Conceptual fine art can be – and can seem like – just about anything. This is because, in contrast to a painter or sculptor who will think about how ideal they can communicate their thought using color or sculptural materials and techniques, a conceptual artist uses whatever materials and whatever kind is most suitable to placing their idea across – this could be anything at all from a performance into a written information. Although there is no one style or form employed by conceptual music artists, from the past due 1960s specific trends surfaced.
Read the captions in the artworks below to discover more on some of the key ways conceptual artists investigated and indicated their suggestions.
Functionality:Ewa Partum employed performance as a method of creating her poetry. Her poetic performs were made by using individual words of the abc cut from paper, and scattering these people in city and countryside locations. Simply by deconstructing vocabulary, the artist aimed to check out its buildings.
Instructions: Rather than actually making wall-drawings him self, Sol LeWitt produced instructions, consisting of text message and diagrams, outlining how his wall membrane drawings could possibly be made.
Joseph Beuys I like America and America likes me
Action: Beuys referred to his performance works as actions. His most famous action I Like America and America Likes Me took place in May 1974. Beuys wrapped himself in felt and spent three days in a room with a coyote.

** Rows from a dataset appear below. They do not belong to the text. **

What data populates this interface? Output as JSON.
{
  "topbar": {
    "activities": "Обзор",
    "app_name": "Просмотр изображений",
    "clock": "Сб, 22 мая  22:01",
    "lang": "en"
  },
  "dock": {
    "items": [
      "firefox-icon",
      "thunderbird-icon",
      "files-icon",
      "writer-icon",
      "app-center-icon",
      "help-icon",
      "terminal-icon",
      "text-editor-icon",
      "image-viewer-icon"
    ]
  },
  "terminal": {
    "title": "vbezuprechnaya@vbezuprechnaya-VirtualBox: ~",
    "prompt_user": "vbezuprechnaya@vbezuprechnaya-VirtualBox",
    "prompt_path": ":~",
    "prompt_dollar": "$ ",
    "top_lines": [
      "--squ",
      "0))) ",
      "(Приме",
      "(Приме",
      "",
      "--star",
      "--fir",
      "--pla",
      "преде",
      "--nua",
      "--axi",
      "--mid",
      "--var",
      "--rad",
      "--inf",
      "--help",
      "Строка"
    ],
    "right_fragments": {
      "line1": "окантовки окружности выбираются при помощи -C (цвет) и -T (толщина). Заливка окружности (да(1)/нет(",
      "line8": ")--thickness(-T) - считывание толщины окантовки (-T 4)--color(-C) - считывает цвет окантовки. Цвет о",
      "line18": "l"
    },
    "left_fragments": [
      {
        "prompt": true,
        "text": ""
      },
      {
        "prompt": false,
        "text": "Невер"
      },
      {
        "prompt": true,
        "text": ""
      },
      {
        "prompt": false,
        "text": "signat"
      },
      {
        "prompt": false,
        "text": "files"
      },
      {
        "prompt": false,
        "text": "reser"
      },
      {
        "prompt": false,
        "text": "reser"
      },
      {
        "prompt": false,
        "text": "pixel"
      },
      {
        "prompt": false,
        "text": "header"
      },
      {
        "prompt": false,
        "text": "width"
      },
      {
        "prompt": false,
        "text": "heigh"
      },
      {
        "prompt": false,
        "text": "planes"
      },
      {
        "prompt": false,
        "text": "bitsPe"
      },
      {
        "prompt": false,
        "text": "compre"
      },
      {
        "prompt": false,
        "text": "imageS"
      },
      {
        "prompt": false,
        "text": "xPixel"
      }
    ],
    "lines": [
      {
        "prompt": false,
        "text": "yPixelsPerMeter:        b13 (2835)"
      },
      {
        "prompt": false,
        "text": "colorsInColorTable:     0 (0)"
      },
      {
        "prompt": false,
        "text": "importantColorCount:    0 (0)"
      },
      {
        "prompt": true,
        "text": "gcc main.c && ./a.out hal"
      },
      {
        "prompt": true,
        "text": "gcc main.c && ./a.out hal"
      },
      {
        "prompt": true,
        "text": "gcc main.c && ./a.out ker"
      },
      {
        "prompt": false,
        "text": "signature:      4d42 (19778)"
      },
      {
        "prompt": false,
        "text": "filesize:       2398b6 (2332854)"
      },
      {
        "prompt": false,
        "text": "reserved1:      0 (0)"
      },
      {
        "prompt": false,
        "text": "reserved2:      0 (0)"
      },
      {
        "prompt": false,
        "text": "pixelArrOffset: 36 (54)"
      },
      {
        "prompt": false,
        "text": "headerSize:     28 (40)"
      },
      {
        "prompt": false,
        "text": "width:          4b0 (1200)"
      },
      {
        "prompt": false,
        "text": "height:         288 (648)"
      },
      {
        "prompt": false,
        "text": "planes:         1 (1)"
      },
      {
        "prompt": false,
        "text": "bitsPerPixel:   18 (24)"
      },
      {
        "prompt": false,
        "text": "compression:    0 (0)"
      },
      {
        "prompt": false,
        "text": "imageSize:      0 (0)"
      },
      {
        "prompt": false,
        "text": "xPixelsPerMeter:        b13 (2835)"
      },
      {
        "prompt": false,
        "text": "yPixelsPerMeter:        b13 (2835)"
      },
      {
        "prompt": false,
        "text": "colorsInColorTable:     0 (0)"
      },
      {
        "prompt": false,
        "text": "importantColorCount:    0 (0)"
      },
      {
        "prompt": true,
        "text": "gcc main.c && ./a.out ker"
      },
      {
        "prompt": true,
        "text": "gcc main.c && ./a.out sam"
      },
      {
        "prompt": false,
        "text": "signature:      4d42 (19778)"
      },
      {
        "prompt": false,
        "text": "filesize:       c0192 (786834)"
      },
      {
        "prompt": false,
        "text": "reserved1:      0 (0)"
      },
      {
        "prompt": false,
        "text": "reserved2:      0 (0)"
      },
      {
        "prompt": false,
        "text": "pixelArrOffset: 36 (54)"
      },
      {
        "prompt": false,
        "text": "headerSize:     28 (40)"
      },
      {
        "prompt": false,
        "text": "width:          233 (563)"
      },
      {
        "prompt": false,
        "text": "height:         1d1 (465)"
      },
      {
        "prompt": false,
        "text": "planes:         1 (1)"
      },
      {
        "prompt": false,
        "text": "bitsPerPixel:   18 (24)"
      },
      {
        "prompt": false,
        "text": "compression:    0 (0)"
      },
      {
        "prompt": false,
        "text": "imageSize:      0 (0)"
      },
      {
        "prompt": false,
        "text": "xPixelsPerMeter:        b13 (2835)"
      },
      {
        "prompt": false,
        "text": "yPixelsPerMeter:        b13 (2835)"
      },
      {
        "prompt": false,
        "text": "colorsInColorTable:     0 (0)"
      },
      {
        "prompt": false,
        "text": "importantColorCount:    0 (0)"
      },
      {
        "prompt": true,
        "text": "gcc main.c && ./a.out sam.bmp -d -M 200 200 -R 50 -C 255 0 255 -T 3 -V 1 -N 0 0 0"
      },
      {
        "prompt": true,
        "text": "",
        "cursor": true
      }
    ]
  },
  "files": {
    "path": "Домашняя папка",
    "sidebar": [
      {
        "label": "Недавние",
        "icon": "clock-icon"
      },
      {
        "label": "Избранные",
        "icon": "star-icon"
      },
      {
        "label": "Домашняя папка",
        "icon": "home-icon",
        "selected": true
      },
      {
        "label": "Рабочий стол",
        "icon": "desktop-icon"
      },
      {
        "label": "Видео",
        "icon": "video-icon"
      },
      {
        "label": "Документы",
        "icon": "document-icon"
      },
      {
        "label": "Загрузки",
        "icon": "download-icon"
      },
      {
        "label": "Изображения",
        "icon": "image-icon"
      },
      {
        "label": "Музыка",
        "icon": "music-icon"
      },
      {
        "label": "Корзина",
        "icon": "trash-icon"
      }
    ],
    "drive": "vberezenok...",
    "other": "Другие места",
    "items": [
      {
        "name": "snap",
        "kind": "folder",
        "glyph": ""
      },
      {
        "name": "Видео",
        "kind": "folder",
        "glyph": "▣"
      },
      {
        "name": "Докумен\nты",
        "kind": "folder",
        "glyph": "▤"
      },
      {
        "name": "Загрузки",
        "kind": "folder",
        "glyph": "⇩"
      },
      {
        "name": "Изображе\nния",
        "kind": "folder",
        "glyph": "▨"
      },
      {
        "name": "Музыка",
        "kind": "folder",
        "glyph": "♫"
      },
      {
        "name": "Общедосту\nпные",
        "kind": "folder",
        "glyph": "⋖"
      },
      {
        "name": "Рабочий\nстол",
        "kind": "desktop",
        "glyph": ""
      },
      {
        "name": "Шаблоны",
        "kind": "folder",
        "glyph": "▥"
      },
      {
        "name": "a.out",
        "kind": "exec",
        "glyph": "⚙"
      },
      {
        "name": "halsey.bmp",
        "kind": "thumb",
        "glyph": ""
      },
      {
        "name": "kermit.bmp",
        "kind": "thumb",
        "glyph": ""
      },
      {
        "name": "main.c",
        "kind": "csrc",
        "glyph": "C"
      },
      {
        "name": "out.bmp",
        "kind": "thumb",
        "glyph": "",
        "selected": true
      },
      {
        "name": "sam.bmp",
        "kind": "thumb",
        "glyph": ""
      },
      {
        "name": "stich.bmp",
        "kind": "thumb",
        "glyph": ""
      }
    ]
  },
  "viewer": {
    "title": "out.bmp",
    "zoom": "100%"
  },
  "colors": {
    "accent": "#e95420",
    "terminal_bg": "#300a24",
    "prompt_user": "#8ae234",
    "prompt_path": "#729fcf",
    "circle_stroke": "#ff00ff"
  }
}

The work was an expression of his anti-Vietnam War stance, and also reflected his beliefs about the damage done to the American continent and its native cultures by European settlers.
Alexander, Darsie (ed.), Sl >Projected Images in Modern day Art; essays by Darsie Alexander, Charles Harrison, and Robert Storr., College or university Park, PA: Pennsylvania Condition University Press, 2005.
Baker, George (ed. ), David Coleman; essays by simply Raymond Bellour, Benjamin Buchloh, Lynne Cooke, Jean Fisher, Luke Gibbons, Rosalind Krauss, Anne Rorimer, and Kaja Silverman., Cambridge, Mass.: BER Press, 2003.
Balsom, Erika, Exhibiting Movie theater in Modern Art, Amsterdam: Amsterdam University Press, 2013.
Christov-Bakargiev, Carolyn (ed. ), Bill Kentridge; essays by Carolyn Christov-Bakargiev, Dan Cameron, and L. M. Coetzee., London: Phaidon Press, 99.
Costello, Diarmuid, ‘Automat, Automated, Automatism: Rosalind Krauss and Stanley Cavell on Pictures and the Photographically Dependent Arts’, Critical Inquiry 38, Issue 4 (Summer 2012).
Costello, Diarmuid, ‘Critical Response: Diarmuid Costello Replies to Baetens and Palermo’, Critical Request 41, Issue 1 (Autumn 2014).
Frascina, Francis (ed. ) Pollock and after: the critical controversy, London/ New York: Routledge, 2000.
Gibbons, Luke, ‘The Addressivity of the Eye: Adam Coleman’s Connemara Landscape’, Field Day Review, Vol. 6th (2010)
Juncosa, Enrique (ed. ), James Coleman; essays simply by Luke Gibbons, Jean Fisher, Dorothea von Hantelmann and Jacques Ranciere., Dublin: Irish Museum of Modern Art, 2009.
Krauss, Rosalind ‘And In that case turn Away? inches An Dissertation on David Coleman’ August 81 ( Summer 1997).
Krauss, Rosalind, ‘Reinventing the Medium’, Important Inquiry, twenty-five Issue 2 (Winter 1999).
Krauss, Rosalind, ‘The Rock: William Kentridge’s Drawings intended for Projection’, October 92 (Spring 2000).
Krauss, Rosalind, A Voyage around the North Ocean: Art in the Age of the Post-Medium Condition, London: Thames & Hudson, 2k.
Krauss, Rosalind, ‘Two Occasions from the Post-Medium Condition’, Oct 116 (Spring 2006).
Krčma, Ed, ‘Cinematic Drawing in a Digital Age’, Tate Documents Issue 14, (October 2010).
Mark Rosenthal (ed. ), William Kentridge: five styles; essays by Indicate Rosenthal, Carolyn Christov-Bakargiev and Rudolph Freling., New Dreamland: Yale College or university Press, 2009.
Murphy, Gavin, ‘Tonguetied Daughters of Bastards’ Ghosts’, Third Text., Vol. 19 Concern 5 (September 2005).